- Task objective
Each line in the data holding "true" should be listed.

- Dataset content
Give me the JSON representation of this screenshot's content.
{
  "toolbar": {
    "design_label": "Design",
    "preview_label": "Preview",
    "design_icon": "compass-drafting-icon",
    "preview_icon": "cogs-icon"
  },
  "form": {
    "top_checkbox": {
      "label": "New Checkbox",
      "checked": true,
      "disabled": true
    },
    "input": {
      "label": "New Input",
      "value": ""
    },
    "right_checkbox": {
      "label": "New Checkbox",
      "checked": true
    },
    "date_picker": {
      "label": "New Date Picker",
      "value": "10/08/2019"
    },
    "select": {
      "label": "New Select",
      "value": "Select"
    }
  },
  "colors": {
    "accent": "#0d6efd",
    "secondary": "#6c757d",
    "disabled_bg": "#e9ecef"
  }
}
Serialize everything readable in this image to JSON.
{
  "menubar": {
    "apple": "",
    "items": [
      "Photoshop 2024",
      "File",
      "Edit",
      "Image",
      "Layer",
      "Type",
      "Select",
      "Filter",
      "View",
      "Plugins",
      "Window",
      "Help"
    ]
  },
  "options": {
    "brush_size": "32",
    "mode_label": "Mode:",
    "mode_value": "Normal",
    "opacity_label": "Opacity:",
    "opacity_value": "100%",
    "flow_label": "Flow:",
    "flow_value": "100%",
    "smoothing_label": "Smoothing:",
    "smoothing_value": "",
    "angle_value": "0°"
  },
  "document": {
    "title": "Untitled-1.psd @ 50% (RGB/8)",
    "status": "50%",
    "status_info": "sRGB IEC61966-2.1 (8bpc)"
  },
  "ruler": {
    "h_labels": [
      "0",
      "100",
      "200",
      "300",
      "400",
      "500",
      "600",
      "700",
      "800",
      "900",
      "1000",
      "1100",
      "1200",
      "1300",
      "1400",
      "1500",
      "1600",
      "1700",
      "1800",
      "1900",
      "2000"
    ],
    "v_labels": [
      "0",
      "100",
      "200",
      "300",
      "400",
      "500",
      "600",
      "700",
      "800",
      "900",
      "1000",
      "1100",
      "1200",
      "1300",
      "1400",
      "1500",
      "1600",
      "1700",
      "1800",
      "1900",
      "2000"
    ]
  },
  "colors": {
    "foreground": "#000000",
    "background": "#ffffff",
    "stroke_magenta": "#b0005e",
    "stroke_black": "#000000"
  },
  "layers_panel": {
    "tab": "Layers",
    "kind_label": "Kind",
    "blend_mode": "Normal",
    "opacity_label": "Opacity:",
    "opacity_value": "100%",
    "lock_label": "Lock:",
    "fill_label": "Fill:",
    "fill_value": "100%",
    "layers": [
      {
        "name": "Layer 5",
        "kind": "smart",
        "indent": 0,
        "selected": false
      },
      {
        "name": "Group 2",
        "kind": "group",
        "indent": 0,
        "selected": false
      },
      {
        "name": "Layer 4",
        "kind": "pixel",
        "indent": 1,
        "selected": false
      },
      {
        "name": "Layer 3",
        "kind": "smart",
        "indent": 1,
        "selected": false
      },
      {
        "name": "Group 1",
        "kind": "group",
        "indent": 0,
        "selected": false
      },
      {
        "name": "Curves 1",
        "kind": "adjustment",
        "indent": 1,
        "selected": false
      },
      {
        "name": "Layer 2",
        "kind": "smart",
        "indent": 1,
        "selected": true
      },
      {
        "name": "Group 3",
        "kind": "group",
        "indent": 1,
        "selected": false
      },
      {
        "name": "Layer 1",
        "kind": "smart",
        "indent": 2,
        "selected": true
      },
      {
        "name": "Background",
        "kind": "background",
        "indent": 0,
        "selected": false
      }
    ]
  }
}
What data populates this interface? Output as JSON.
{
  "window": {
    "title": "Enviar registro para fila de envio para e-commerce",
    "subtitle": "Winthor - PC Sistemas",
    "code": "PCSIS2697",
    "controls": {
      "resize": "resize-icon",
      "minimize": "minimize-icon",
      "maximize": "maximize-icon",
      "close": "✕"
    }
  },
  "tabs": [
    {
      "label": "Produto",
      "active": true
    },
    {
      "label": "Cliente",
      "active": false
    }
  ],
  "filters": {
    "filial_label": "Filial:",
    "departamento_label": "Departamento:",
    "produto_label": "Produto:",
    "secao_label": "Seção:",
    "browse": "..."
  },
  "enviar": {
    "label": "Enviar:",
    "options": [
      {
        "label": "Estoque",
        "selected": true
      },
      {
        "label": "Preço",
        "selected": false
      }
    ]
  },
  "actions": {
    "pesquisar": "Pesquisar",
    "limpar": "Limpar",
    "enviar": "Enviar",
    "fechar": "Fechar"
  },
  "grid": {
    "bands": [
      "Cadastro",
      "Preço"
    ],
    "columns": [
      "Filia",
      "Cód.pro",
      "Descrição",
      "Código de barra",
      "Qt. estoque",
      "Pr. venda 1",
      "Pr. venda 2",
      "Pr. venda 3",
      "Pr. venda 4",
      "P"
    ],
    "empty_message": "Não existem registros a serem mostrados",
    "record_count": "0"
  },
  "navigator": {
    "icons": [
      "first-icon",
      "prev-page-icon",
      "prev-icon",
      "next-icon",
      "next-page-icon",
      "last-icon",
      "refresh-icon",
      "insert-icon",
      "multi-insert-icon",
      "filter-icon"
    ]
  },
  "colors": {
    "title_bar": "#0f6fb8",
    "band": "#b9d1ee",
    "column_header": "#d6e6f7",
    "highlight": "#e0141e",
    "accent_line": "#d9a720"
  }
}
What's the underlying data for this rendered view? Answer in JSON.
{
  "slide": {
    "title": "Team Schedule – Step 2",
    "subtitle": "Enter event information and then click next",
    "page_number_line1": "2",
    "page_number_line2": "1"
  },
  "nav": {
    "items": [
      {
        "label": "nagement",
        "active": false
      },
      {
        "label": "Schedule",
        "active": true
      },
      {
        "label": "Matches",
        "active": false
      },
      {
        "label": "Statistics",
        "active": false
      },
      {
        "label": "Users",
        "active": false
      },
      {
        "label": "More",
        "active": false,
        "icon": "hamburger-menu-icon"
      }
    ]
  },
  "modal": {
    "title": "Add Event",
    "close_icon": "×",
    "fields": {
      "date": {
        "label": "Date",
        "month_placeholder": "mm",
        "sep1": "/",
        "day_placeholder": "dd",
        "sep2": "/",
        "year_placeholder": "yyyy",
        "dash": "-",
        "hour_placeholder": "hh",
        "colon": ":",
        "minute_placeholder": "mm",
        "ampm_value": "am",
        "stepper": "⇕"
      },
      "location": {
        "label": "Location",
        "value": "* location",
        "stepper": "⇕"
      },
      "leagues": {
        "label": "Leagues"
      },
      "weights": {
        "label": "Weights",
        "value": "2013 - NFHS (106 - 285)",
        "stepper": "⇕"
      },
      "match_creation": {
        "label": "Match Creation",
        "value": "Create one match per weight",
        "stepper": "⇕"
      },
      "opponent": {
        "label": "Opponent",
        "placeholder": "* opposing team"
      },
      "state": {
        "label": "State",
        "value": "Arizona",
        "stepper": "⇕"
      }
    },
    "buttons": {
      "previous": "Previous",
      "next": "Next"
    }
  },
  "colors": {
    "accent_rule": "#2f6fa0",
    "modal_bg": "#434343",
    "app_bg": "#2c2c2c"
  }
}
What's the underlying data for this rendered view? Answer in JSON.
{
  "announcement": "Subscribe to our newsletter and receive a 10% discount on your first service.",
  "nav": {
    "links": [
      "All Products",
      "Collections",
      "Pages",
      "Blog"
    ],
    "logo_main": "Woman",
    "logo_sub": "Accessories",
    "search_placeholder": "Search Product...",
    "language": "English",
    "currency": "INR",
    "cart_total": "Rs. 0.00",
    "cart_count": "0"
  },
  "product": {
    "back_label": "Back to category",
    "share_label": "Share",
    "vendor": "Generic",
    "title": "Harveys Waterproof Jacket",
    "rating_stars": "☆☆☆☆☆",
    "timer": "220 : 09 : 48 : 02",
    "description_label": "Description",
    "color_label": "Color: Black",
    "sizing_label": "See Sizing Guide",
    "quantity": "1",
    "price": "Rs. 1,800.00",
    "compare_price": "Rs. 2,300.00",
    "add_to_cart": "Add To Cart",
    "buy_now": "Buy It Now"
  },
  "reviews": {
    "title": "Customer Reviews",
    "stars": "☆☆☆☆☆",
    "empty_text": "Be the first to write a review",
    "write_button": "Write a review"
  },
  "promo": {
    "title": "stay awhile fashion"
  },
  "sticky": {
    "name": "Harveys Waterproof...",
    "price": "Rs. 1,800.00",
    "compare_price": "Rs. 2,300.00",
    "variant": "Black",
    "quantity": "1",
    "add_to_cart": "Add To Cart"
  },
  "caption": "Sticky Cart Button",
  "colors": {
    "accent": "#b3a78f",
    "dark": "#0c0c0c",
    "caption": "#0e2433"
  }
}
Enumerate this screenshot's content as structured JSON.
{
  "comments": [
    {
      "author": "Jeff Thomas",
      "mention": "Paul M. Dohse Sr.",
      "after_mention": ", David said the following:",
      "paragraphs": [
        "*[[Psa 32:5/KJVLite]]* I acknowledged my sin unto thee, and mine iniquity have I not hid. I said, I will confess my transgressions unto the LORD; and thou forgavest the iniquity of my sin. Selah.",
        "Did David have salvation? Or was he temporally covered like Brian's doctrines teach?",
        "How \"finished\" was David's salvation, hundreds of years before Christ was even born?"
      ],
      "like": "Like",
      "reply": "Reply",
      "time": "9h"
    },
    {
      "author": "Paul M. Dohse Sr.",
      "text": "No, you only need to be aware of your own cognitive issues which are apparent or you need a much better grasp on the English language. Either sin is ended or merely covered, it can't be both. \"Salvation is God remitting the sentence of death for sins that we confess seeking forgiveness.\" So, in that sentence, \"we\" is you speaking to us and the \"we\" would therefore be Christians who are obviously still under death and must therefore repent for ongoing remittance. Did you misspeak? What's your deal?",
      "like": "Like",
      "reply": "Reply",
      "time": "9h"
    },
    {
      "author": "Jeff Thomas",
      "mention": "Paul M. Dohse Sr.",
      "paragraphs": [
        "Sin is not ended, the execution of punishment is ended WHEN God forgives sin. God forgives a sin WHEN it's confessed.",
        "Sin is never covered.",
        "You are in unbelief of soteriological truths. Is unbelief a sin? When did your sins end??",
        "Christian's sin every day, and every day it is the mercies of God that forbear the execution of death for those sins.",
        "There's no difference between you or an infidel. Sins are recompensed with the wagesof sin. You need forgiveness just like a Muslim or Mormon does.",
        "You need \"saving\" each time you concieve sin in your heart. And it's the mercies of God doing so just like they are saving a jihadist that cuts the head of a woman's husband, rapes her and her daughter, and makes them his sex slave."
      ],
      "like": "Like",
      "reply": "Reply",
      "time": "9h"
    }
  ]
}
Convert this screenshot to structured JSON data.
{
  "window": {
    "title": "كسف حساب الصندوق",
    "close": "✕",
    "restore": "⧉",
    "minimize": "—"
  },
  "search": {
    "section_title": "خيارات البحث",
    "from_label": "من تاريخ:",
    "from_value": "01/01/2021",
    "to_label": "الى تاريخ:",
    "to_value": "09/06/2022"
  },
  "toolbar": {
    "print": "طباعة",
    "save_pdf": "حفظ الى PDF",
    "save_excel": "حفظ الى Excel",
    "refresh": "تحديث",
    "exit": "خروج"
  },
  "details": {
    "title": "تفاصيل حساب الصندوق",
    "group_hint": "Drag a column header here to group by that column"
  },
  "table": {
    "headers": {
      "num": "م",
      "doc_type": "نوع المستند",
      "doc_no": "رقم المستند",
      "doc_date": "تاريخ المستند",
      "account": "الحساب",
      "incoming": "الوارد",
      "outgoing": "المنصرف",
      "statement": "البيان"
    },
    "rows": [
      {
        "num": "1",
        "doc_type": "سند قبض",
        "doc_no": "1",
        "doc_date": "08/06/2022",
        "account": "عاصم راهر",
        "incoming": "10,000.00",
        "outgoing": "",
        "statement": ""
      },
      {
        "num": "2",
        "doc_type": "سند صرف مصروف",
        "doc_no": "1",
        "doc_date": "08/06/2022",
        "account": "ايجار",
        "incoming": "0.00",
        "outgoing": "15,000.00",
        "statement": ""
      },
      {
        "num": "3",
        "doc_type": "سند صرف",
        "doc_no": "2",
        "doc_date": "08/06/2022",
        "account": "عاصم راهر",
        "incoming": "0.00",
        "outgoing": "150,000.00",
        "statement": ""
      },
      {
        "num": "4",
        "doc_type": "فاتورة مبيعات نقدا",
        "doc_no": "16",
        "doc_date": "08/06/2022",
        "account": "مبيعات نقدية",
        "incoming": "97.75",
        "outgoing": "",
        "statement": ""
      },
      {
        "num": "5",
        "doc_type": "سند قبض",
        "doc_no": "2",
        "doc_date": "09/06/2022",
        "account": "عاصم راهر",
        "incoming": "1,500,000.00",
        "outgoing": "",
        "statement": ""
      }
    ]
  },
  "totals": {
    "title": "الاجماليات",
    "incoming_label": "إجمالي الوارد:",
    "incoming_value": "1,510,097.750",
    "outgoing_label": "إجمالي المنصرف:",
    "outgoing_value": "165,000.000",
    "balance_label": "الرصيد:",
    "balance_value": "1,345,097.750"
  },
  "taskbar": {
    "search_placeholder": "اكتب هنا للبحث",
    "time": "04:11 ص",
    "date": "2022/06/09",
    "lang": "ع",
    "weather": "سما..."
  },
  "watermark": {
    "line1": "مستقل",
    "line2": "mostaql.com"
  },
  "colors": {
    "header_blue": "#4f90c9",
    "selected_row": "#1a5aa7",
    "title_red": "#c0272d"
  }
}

- Expected answer
      "checked": true,
      "disabled": true
      "checked": true
        "selected": true
        "selected": true
      "active": true
        "selected": true
        "active": true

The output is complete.